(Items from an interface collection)
========
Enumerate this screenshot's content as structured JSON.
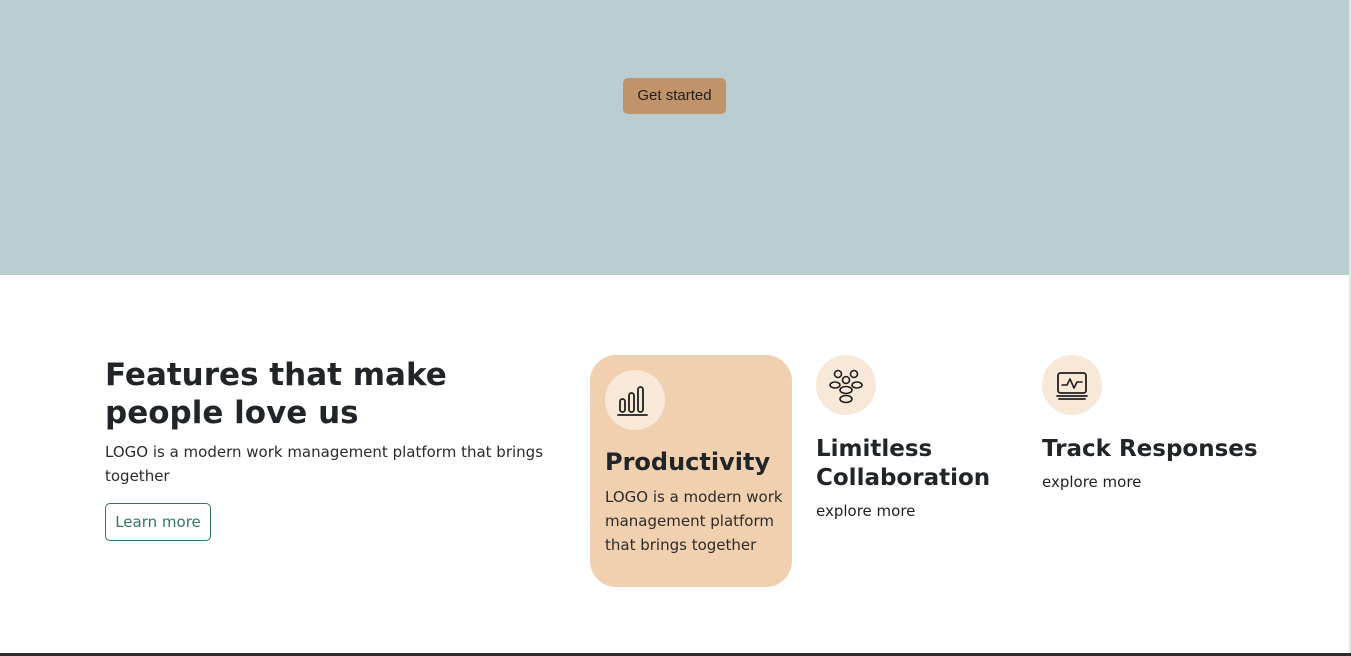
{
  "hero": {
    "cta_label": "Get started",
    "background": "#bacdd1",
    "cta_color": "#c09368"
  },
  "features": {
    "title": "Features that make people love us",
    "description": "LOGO is a modern work management platform that brings together",
    "learn_more_label": "Learn more",
    "accent": "#2f7a5a"
  },
  "cards": {
    "productivity": {
      "icon": "bar-chart-icon",
      "title": "Productivity",
      "description": "LOGO is a modern work management platform that brings together",
      "background": "#f0d0af"
    },
    "collaboration": {
      "icon": "people-group-icon",
      "title": "Limitless Collaboration",
      "link": "explore more"
    },
    "track": {
      "icon": "monitor-chart-icon",
      "title": "Track Responses",
      "link": "explore more"
    }
  }
}
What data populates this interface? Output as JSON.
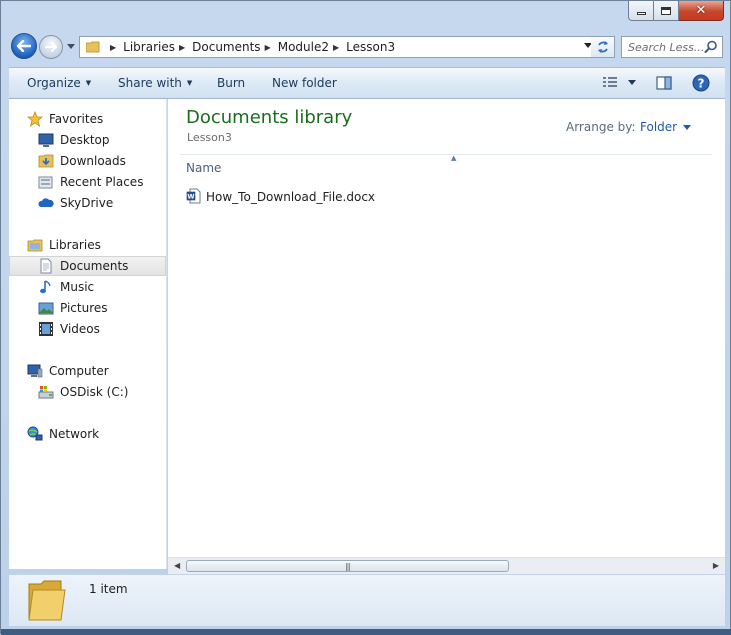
{
  "window": {
    "controls": {
      "minimize": "minimize",
      "maximize": "maximize",
      "close": "close"
    }
  },
  "navigation": {
    "breadcrumb": [
      "Libraries",
      "Documents",
      "Module2",
      "Lesson3"
    ],
    "search_placeholder": "Search Less..."
  },
  "toolbar": {
    "organize": "Organize",
    "share_with": "Share with",
    "burn": "Burn",
    "new_folder": "New folder"
  },
  "sidebar": {
    "favorites": {
      "label": "Favorites",
      "items": [
        "Desktop",
        "Downloads",
        "Recent Places",
        "SkyDrive"
      ]
    },
    "libraries": {
      "label": "Libraries",
      "items": [
        "Documents",
        "Music",
        "Pictures",
        "Videos"
      ],
      "selected": "Documents"
    },
    "computer": {
      "label": "Computer",
      "items": [
        "OSDisk (C:)"
      ]
    },
    "network": {
      "label": "Network"
    }
  },
  "content": {
    "title": "Documents library",
    "subtitle": "Lesson3",
    "arrange_label": "Arrange by:",
    "arrange_value": "Folder",
    "column_name": "Name",
    "files": [
      {
        "name": "How_To_Download_File.docx",
        "icon": "word-document-icon"
      }
    ]
  },
  "details": {
    "count": "1 item"
  },
  "colors": {
    "library_title": "#1a6d1a",
    "link_blue": "#1e5ab4",
    "selection_gray": "#e8e8e8"
  }
}
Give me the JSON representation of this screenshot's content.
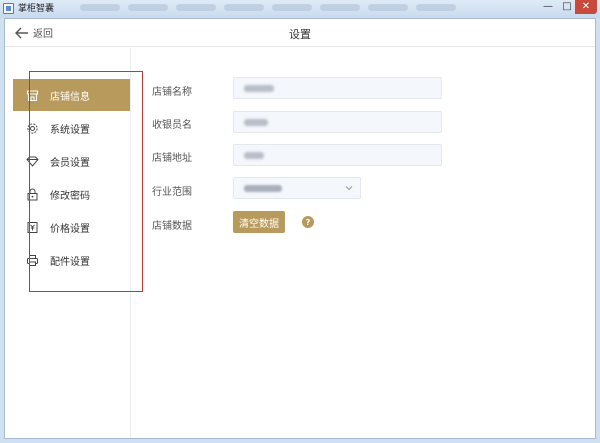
{
  "window": {
    "title": "掌柜智囊",
    "minimize_label": "—",
    "maximize_label": "□",
    "close_label": "✕"
  },
  "header": {
    "back_label": "返回",
    "title": "设置"
  },
  "sidebar": {
    "items": [
      {
        "label": "店铺信息",
        "icon": "store-icon",
        "active": true
      },
      {
        "label": "系统设置",
        "icon": "gear-icon",
        "active": false
      },
      {
        "label": "会员设置",
        "icon": "diamond-icon",
        "active": false
      },
      {
        "label": "修改密码",
        "icon": "lock-icon",
        "active": false
      },
      {
        "label": "价格设置",
        "icon": "price-tag-icon",
        "active": false
      },
      {
        "label": "配件设置",
        "icon": "printer-icon",
        "active": false
      }
    ]
  },
  "form": {
    "store_name_label": "店铺名称",
    "cashier_label": "收银员名",
    "address_label": "店铺地址",
    "industry_label": "行业范围",
    "data_label": "店铺数据",
    "clear_button_label": "清空数据",
    "help_label": "?"
  },
  "colors": {
    "accent": "#b89a5c",
    "highlight_border": "#d0312d"
  }
}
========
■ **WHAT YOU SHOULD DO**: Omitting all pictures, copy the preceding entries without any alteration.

■ **WRITTEN RESPONSE**:
Enumerate this screenshot's content as structured JSON.
{
  "hero": {
    "cta_label": "Get started",
    "background": "#bacdd1",
    "cta_color": "#c09368"
  },
  "features": {
    "title": "Features that make people love us",
    "description": "LOGO is a modern work management platform that brings together",
    "learn_more_label": "Learn more",
    "accent": "#2f7a5a"
  },
  "cards": {
    "productivity": {
      "icon": "bar-chart-icon",
      "title": "Productivity",
      "description": "LOGO is a modern work management platform that brings together",
      "background": "#f0d0af"
    },
    "collaboration": {
      "icon": "people-group-icon",
      "title": "Limitless Collaboration",
      "link": "explore more"
    },
    "track": {
      "icon": "monitor-chart-icon",
      "title": "Track Responses",
      "link": "explore more"
    }
  }
}
What data populates this interface? Output as JSON.
{
  "window": {
    "controls": {
      "minimize": "minimize",
      "maximize": "maximize",
      "close": "close"
    }
  },
  "navigation": {
    "breadcrumb": [
      "Libraries",
      "Documents",
      "Module2",
      "Lesson3"
    ],
    "search_placeholder": "Search Less..."
  },
  "toolbar": {
    "organize": "Organize",
    "share_with": "Share with",
    "burn": "Burn",
    "new_folder": "New folder"
  },
  "sidebar": {
    "favorites": {
      "label": "Favorites",
      "items": [
        "Desktop",
        "Downloads",
        "Recent Places",
        "SkyDrive"
      ]
    },
    "libraries": {
      "label": "Libraries",
      "items": [
        "Documents",
        "Music",
        "Pictures",
        "Videos"
      ],
      "selected": "Documents"
    },
    "computer": {
      "label": "Computer",
      "items": [
        "OSDisk (C:)"
      ]
    },
    "network": {
      "label": "Network"
    }
  },
  "content": {
    "title": "Documents library",
    "subtitle": "Lesson3",
    "arrange_label": "Arrange by:",
    "arrange_value": "Folder",
    "column_name": "Name",
    "files": [
      {
        "name": "How_To_Download_File.docx",
        "icon": "word-document-icon"
      }
    ]
  },
  "details": {
    "count": "1 item"
  },
  "colors": {
    "library_title": "#1a6d1a",
    "link_blue": "#1e5ab4",
    "selection_gray": "#e8e8e8"
  }
}
Give me the JSON representation of this screenshot's content.
{
  "window": {
    "title": "掌柜智囊",
    "minimize_label": "—",
    "maximize_label": "□",
    "close_label": "✕"
  },
  "header": {
    "back_label": "返回",
    "title": "设置"
  },
  "sidebar": {
    "items": [
      {
        "label": "店铺信息",
        "icon": "store-icon",
        "active": true
      },
      {
        "label": "系统设置",
        "icon": "gear-icon",
        "active": false
      },
      {
        "label": "会员设置",
        "icon": "diamond-icon",
        "active": false
      },
      {
        "label": "修改密码",
        "icon": "lock-icon",
        "active": false
      },
      {
        "label": "价格设置",
        "icon": "price-tag-icon",
        "active": false
      },
      {
        "label": "配件设置",
        "icon": "printer-icon",
        "active": false
      }
    ]
  },
  "form": {
    "store_name_label": "店铺名称",
    "cashier_label": "收银员名",
    "address_label": "店铺地址",
    "industry_label": "行业范围",
    "data_label": "店铺数据",
    "clear_button_label": "清空数据",
    "help_label": "?"
  },
  "colors": {
    "accent": "#b89a5c",
    "highlight_border": "#d0312d"
  }
}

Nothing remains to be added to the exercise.